To do: Count the lines in the material below that contain the word "this" and give the number alone.
------------------------
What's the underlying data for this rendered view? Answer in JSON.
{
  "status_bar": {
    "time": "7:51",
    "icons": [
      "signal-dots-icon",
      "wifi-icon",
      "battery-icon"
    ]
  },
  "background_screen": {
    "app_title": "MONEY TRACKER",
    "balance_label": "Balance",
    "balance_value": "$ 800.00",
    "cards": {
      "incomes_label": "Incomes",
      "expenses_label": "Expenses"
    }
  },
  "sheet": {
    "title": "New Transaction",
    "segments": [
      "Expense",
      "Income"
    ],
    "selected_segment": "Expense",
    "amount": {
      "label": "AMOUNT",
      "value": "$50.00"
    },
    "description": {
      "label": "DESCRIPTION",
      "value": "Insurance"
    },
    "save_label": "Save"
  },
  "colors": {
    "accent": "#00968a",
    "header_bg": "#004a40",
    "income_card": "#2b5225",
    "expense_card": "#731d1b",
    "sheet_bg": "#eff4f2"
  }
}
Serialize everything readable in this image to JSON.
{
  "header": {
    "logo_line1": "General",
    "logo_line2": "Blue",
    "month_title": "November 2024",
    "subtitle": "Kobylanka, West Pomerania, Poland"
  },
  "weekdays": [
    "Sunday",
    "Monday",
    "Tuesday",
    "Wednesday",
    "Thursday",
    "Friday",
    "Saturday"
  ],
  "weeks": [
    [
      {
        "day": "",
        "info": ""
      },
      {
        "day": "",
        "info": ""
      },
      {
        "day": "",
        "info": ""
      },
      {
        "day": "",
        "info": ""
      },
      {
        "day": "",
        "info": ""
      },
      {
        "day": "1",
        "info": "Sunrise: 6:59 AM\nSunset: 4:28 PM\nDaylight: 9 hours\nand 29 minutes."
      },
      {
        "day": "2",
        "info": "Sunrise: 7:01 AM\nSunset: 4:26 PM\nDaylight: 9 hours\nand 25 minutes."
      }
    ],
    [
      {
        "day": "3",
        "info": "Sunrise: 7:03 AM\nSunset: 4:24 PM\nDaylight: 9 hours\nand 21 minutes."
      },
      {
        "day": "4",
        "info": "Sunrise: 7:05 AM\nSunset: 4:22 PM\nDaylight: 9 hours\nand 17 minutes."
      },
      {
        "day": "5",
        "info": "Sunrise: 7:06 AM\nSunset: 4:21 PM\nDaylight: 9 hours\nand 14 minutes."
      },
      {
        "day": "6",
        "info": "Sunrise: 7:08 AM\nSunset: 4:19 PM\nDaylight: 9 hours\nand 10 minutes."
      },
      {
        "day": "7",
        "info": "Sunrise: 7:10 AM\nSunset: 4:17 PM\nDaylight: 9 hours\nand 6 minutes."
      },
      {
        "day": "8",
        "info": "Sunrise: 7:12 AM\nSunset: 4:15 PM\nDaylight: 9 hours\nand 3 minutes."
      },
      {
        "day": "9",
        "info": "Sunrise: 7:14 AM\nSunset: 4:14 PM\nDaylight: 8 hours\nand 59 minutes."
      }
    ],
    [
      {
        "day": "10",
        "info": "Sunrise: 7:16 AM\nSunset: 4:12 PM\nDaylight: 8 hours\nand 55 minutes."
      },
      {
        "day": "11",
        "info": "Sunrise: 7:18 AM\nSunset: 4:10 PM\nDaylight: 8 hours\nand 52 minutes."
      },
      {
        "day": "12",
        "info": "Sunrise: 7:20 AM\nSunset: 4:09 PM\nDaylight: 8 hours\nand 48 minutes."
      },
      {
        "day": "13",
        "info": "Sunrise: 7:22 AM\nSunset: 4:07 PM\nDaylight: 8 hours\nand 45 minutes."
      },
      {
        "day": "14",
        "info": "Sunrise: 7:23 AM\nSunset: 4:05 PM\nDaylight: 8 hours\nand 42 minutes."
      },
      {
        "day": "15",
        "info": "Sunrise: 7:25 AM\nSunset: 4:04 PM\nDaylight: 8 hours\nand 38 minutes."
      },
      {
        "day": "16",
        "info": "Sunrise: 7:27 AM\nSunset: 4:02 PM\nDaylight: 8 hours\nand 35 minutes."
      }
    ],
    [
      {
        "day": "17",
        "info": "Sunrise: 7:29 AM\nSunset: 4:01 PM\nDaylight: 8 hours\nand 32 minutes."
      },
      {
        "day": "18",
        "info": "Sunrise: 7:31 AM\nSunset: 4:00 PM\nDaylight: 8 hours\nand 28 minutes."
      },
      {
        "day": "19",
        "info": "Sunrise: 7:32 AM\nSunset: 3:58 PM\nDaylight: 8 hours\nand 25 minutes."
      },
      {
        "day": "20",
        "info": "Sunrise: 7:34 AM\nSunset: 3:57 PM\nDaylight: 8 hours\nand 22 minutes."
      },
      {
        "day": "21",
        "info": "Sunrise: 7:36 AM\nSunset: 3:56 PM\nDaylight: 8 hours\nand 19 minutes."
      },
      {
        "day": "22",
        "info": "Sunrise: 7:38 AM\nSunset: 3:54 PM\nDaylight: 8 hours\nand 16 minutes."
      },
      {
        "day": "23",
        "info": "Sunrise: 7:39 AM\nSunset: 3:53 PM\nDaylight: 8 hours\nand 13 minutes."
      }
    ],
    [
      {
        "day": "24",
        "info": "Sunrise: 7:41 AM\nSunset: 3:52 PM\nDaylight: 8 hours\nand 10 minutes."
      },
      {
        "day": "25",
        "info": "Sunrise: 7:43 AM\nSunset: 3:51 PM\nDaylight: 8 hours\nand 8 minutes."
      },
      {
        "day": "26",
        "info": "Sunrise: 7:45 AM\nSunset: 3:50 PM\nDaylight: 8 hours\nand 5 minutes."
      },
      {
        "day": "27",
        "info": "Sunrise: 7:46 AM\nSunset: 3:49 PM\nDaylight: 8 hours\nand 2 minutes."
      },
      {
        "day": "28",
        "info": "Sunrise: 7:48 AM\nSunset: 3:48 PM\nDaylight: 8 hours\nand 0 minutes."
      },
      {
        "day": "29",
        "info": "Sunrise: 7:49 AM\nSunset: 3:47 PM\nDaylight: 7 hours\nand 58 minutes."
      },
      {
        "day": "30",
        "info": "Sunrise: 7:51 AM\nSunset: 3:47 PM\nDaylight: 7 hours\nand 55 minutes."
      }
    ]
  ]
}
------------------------
Exercise response: 2